THE PROBLEM: In the data below, find each line that contains the word "credits" and copy it.

--------

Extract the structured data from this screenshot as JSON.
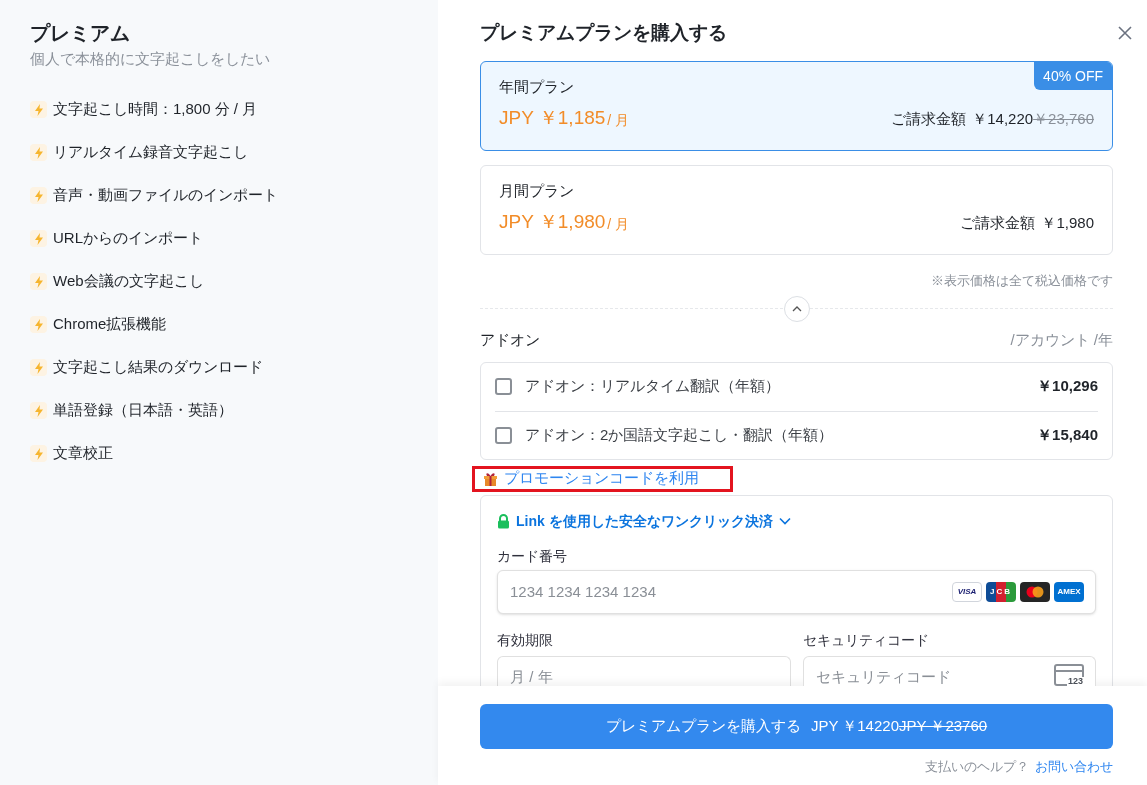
{
  "plan_summary": {
    "title": "プレミアム",
    "subtitle": "個人で本格的に文字起こしをしたい",
    "features": [
      "文字起こし時間：1,800 分 / 月",
      "リアルタイム録音文字起こし",
      "音声・動画ファイルのインポート",
      "URLからのインポート",
      "Web会議の文字起こし",
      "Chrome拡張機能",
      "文字起こし結果のダウンロード",
      "単語登録（日本語・英語）",
      "文章校正"
    ]
  },
  "dialog": {
    "title": "プレミアムプランを購入する",
    "plans": [
      {
        "name": "年間プラン",
        "price": "JPY ￥1,185",
        "unit": "/ 月",
        "billing_label": "ご請求金額",
        "billing_amount": "￥14,220",
        "original_amount": "￥23,760",
        "badge": "40% OFF",
        "selected": true
      },
      {
        "name": "月間プラン",
        "price": "JPY ￥1,980",
        "unit": "/ 月",
        "billing_label": "ご請求金額",
        "billing_amount": "￥1,980",
        "selected": false
      }
    ],
    "tax_note": "※表示価格は全て税込価格です",
    "addons": {
      "title": "アドオン",
      "unit": "/アカウント /年",
      "items": [
        {
          "label": "アドオン：リアルタイム翻訳（年額）",
          "price": "￥10,296",
          "checked": false
        },
        {
          "label": "アドオン：2か国語文字起こし・翻訳（年額）",
          "price": "￥15,840",
          "checked": false
        }
      ]
    },
    "promo": {
      "label": "プロモーションコードを利用",
      "highlighted": true
    },
    "payment": {
      "link_label": "Link を使用した安全なワンクリック決済",
      "card_number": {
        "label": "カード番号",
        "placeholder": "1234 1234 1234 1234"
      },
      "card_brands": [
        {
          "kind": "visa",
          "label": "VISA"
        },
        {
          "kind": "jcb",
          "label": "JCB"
        },
        {
          "kind": "mastercard"
        },
        {
          "kind": "amex",
          "label": "AMEX"
        }
      ],
      "expiry": {
        "label": "有効期限",
        "placeholder": "月 / 年"
      },
      "cvc": {
        "label": "セキュリティコード",
        "placeholder": "セキュリティコード",
        "icon_text": "123"
      }
    },
    "purchase_button": {
      "label": "プレミアムプランを購入する",
      "price": "JPY ￥14220",
      "original_price": "JPY ￥23760"
    },
    "help": {
      "text": "支払いのヘルプ？",
      "link": "お問い合わせ"
    }
  }
}
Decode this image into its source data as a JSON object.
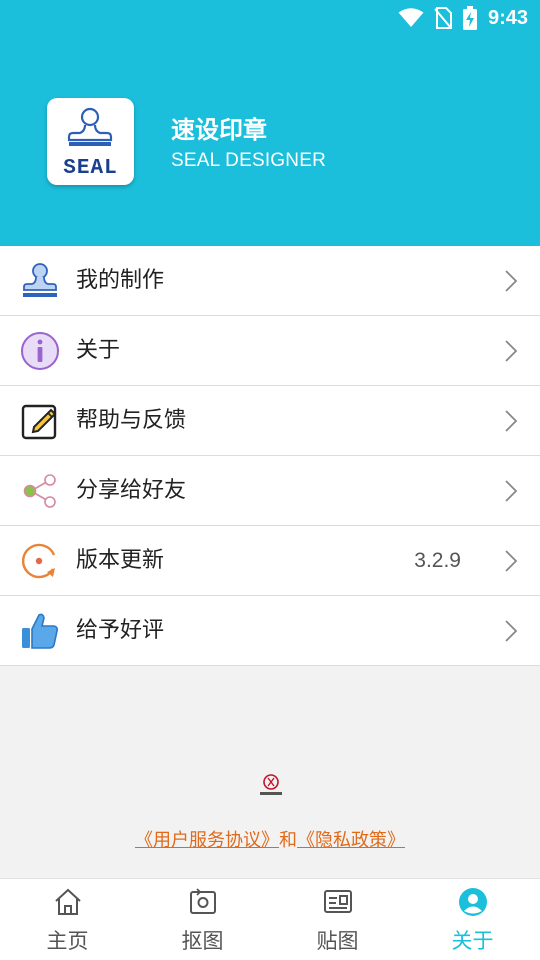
{
  "status_bar": {
    "time": "9:43",
    "icons": [
      "wifi-icon",
      "no-sim-icon",
      "battery-charging-icon"
    ]
  },
  "app": {
    "title": "速设印章",
    "subtitle": "SEAL DESIGNER",
    "logo_text": "SEAL"
  },
  "menu": {
    "items": [
      {
        "label": "我的制作",
        "icon": "stamp-icon",
        "value": ""
      },
      {
        "label": "关于",
        "icon": "info-icon",
        "value": ""
      },
      {
        "label": "帮助与反馈",
        "icon": "edit-icon",
        "value": ""
      },
      {
        "label": "分享给好友",
        "icon": "share-icon",
        "value": ""
      },
      {
        "label": "版本更新",
        "icon": "update-icon",
        "value": "3.2.9"
      },
      {
        "label": "给予好评",
        "icon": "thumbs-up-icon",
        "value": ""
      }
    ]
  },
  "footer": {
    "user_agreement": "《用户服务协议》",
    "connector": "和",
    "privacy_policy": "《隐私政策》"
  },
  "bottom_nav": {
    "items": [
      {
        "label": "主页",
        "icon": "home-icon",
        "active": false
      },
      {
        "label": "抠图",
        "icon": "crop-icon",
        "active": false
      },
      {
        "label": "贴图",
        "icon": "sticker-icon",
        "active": false
      },
      {
        "label": "关于",
        "icon": "user-icon",
        "active": true
      }
    ]
  },
  "colors": {
    "primary": "#1bbfdc",
    "link": "#e06a1a",
    "background": "#f2f2f2"
  }
}
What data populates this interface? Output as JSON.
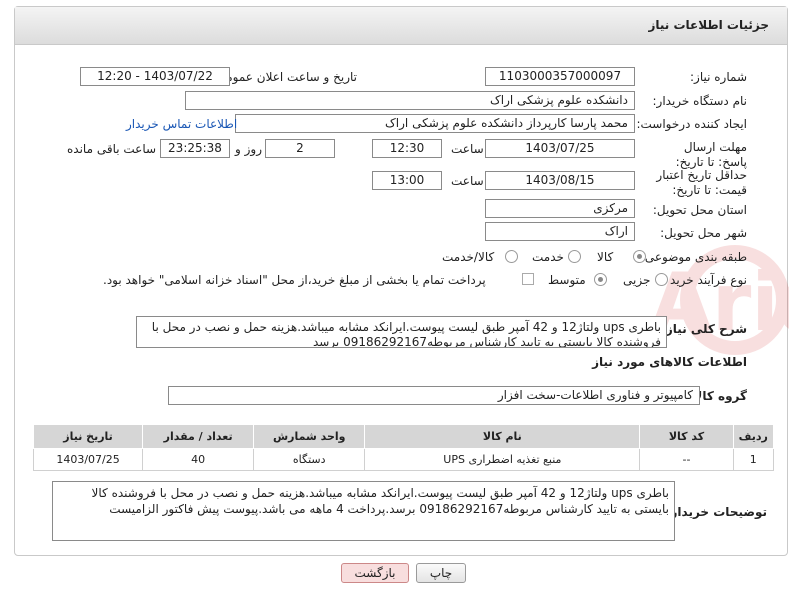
{
  "header": {
    "title": "جزئیات اطلاعات نیاز"
  },
  "form": {
    "need_number_label": "شماره نیاز:",
    "need_number": "1103000357000097",
    "announce_label": "تاریخ و ساعت اعلان عمومی:",
    "announce_value": "1403/07/22 - 12:20",
    "buyer_label": "نام دستگاه خریدار:",
    "buyer_value": "دانشکده علوم پزشکی اراک",
    "creator_label": "ایجاد کننده درخواست:",
    "creator_value": "محمد پارسا کارپرداز دانشکده علوم پزشکی اراک",
    "contact_link": "اطلاعات تماس خریدار",
    "deadline_label": "مهلت ارسال پاسخ: تا تاریخ:",
    "deadline_date": "1403/07/25",
    "time_label": "ساعت",
    "deadline_time": "12:30",
    "days_value": "2",
    "days_label": "روز و",
    "remaining_value": "23:25:38",
    "remaining_label": "ساعت باقی مانده",
    "validity_label": "حداقل تاریخ اعتبار قیمت: تا تاریخ:",
    "validity_date": "1403/08/15",
    "validity_time": "13:00",
    "province_label": "استان محل تحویل:",
    "province_value": "مرکزی",
    "city_label": "شهر محل تحویل:",
    "city_value": "اراک",
    "category_label": "طبقه بندی موضوعی:",
    "category_options": [
      "کالا",
      "خدمت",
      "کالا/خدمت"
    ],
    "process_label": "نوع فرآیند خرید :",
    "process_options": [
      "جزیی",
      "متوسط"
    ],
    "payment_note": "پرداخت تمام یا بخشی از مبلغ خرید،از محل \"اسناد خزانه اسلامی\" خواهد بود.",
    "description_label": "شرح کلی نیاز:",
    "description_value": "باطری ups ولتاژ12 و 42 آمپر طبق لیست پیوست.ایرانکد مشابه میباشد.هزینه حمل و نصب در محل با فروشنده کالا بایستی به تایید کارشناس مربوطه09186292167 برسد"
  },
  "goods": {
    "section_title": "اطلاعات کالاهای مورد نیاز",
    "group_label": "گروه کالا:",
    "group_value": "کامپیوتر و فناوری اطلاعات-سخت افزار",
    "columns": [
      "ردیف",
      "کد کالا",
      "نام کالا",
      "واحد شمارش",
      "تعداد / مقدار",
      "تاریخ نیاز"
    ],
    "rows": [
      {
        "row": "1",
        "code": "--",
        "name": "منبع تغذیه اضطراری UPS",
        "unit": "دستگاه",
        "qty": "40",
        "date": "1403/07/25"
      }
    ]
  },
  "buyer_notes": {
    "label": "توضیحات خریدار:",
    "value": "باطری ups ولتاژ12 و 42 آمپر طبق لیست پیوست.ایرانکد مشابه میباشد.هزینه حمل و نصب در محل با فروشنده کالا بایستی به تایید کارشناس مربوطه09186292167 برسد.پرداخت 4 ماهه می باشد.پیوست پیش فاکتور الزامیست"
  },
  "buttons": {
    "print": "چاپ",
    "back": "بازگشت"
  },
  "watermark_text": "AriaTender.net"
}
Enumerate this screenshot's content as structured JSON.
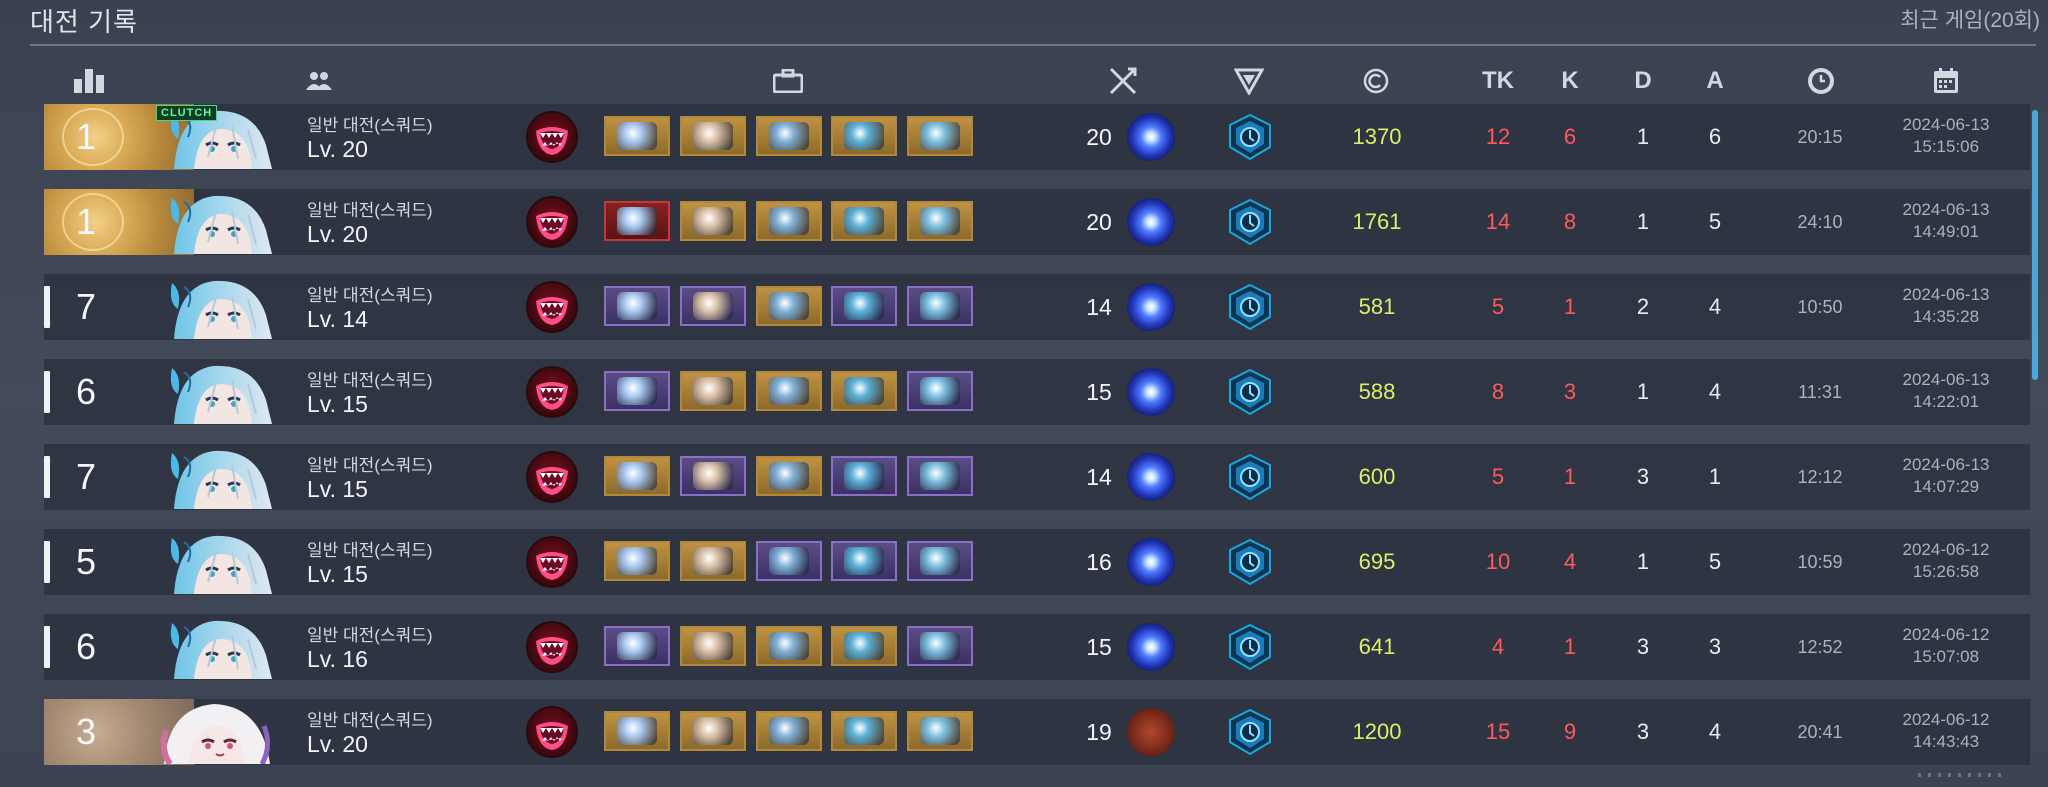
{
  "header": {
    "title": "대전 기록",
    "recent_label": "최근 게임(20회)"
  },
  "columns": [
    {
      "id": "rank",
      "icon": "rank-chart-icon"
    },
    {
      "id": "player",
      "icon": "squad-people-icon"
    },
    {
      "id": "items",
      "icon": "briefcase-icon"
    },
    {
      "id": "level",
      "icon": "crossed-swords-icon"
    },
    {
      "id": "tactical",
      "icon": "triangle-logo-icon"
    },
    {
      "id": "credits",
      "icon": "credit-coin-icon"
    },
    {
      "id": "team_kills",
      "label": "TK"
    },
    {
      "id": "kills",
      "label": "K"
    },
    {
      "id": "deaths",
      "label": "D"
    },
    {
      "id": "assists",
      "label": "A"
    },
    {
      "id": "duration",
      "icon": "clock-icon"
    },
    {
      "id": "date",
      "icon": "calendar-icon"
    }
  ],
  "colors": {
    "coin": "#d9f06a",
    "kill_red": "#ff5a5a",
    "rank_gold": "#d9ab55",
    "rank_bronze": "#a58a72",
    "clutch_green": "#55ff8e"
  },
  "matches": [
    {
      "rank": "1",
      "rank_style": "gold",
      "clutch": "CLUTCH",
      "avatar": "silver-hair-character",
      "mode": "일반 대전(스쿼드)",
      "level": "Lv. 20",
      "items": [
        "gold",
        "gold",
        "gold",
        "gold",
        "gold"
      ],
      "skill_level": "20",
      "skill_orb": "blue",
      "credits": "1370",
      "tk": "12",
      "k": "6",
      "d": "1",
      "a": "6",
      "duration": "20:15",
      "date": "2024-06-13",
      "time": "15:15:06"
    },
    {
      "rank": "1",
      "rank_style": "gold",
      "clutch": "",
      "avatar": "silver-hair-character",
      "mode": "일반 대전(스쿼드)",
      "level": "Lv. 20",
      "items": [
        "red",
        "gold",
        "gold",
        "gold",
        "gold"
      ],
      "skill_level": "20",
      "skill_orb": "blue",
      "credits": "1761",
      "tk": "14",
      "k": "8",
      "d": "1",
      "a": "5",
      "duration": "24:10",
      "date": "2024-06-13",
      "time": "14:49:01"
    },
    {
      "rank": "7",
      "rank_style": "plain",
      "clutch": "",
      "avatar": "silver-hair-character",
      "mode": "일반 대전(스쿼드)",
      "level": "Lv. 14",
      "items": [
        "purple",
        "purple",
        "gold",
        "purple",
        "purple"
      ],
      "skill_level": "14",
      "skill_orb": "blue",
      "credits": "581",
      "tk": "5",
      "k": "1",
      "d": "2",
      "a": "4",
      "duration": "10:50",
      "date": "2024-06-13",
      "time": "14:35:28"
    },
    {
      "rank": "6",
      "rank_style": "plain",
      "clutch": "",
      "avatar": "silver-hair-character",
      "mode": "일반 대전(스쿼드)",
      "level": "Lv. 15",
      "items": [
        "purple",
        "gold",
        "gold",
        "gold",
        "purple"
      ],
      "skill_level": "15",
      "skill_orb": "blue",
      "credits": "588",
      "tk": "8",
      "k": "3",
      "d": "1",
      "a": "4",
      "duration": "11:31",
      "date": "2024-06-13",
      "time": "14:22:01"
    },
    {
      "rank": "7",
      "rank_style": "plain",
      "clutch": "",
      "avatar": "silver-hair-character",
      "mode": "일반 대전(스쿼드)",
      "level": "Lv. 15",
      "items": [
        "gold",
        "purple",
        "gold",
        "purple",
        "purple"
      ],
      "skill_level": "14",
      "skill_orb": "blue",
      "credits": "600",
      "tk": "5",
      "k": "1",
      "d": "3",
      "a": "1",
      "duration": "12:12",
      "date": "2024-06-13",
      "time": "14:07:29"
    },
    {
      "rank": "5",
      "rank_style": "plain",
      "clutch": "",
      "avatar": "silver-hair-character",
      "mode": "일반 대전(스쿼드)",
      "level": "Lv. 15",
      "items": [
        "gold",
        "gold",
        "purple",
        "purple",
        "purple"
      ],
      "skill_level": "16",
      "skill_orb": "blue",
      "credits": "695",
      "tk": "10",
      "k": "4",
      "d": "1",
      "a": "5",
      "duration": "10:59",
      "date": "2024-06-12",
      "time": "15:26:58"
    },
    {
      "rank": "6",
      "rank_style": "plain",
      "clutch": "",
      "avatar": "silver-hair-character",
      "mode": "일반 대전(스쿼드)",
      "level": "Lv. 16",
      "items": [
        "purple",
        "gold",
        "gold",
        "gold",
        "purple"
      ],
      "skill_level": "15",
      "skill_orb": "blue",
      "credits": "641",
      "tk": "4",
      "k": "1",
      "d": "3",
      "a": "3",
      "duration": "12:52",
      "date": "2024-06-12",
      "time": "15:07:08"
    },
    {
      "rank": "3",
      "rank_style": "bronze",
      "clutch": "",
      "avatar": "white-hair-character",
      "mode": "일반 대전(스쿼드)",
      "level": "Lv. 20",
      "items": [
        "gold",
        "gold",
        "gold",
        "gold",
        "gold"
      ],
      "skill_level": "19",
      "skill_orb": "sword",
      "credits": "1200",
      "tk": "15",
      "k": "9",
      "d": "3",
      "a": "4",
      "duration": "20:41",
      "date": "2024-06-12",
      "time": "14:43:43"
    }
  ]
}
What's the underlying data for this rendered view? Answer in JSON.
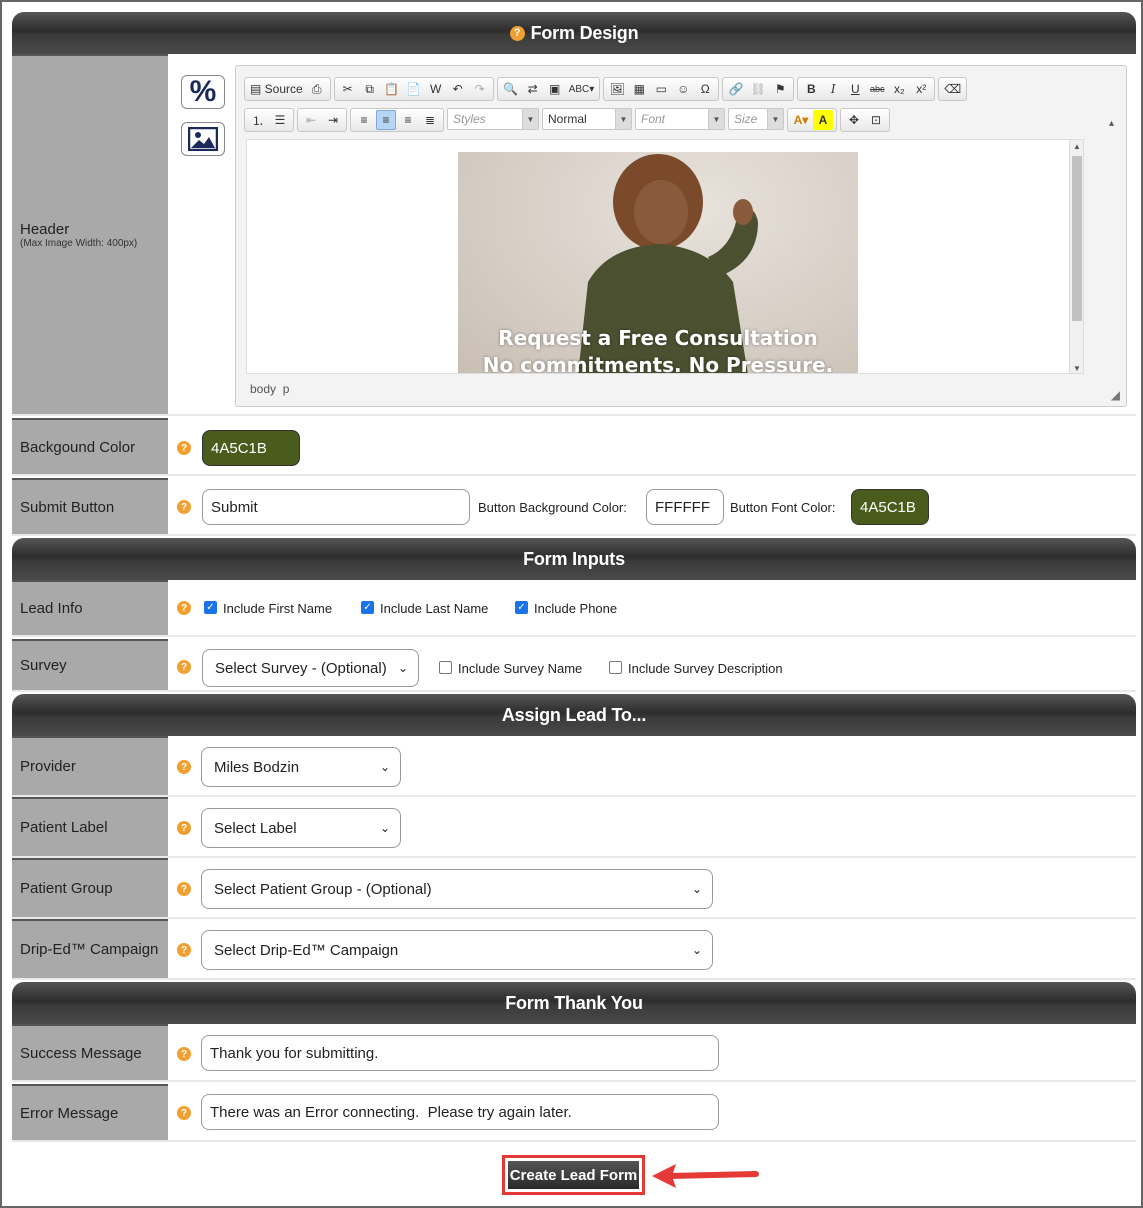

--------

SOLUTION:
      "id": "credits",
      "credits": "1370",
      "credits": "1761",
      "credits": "581",
      "credits": "588",
      "credits": "600",
      "credits": "695",
      "credits": "641",
      "credits": "1200",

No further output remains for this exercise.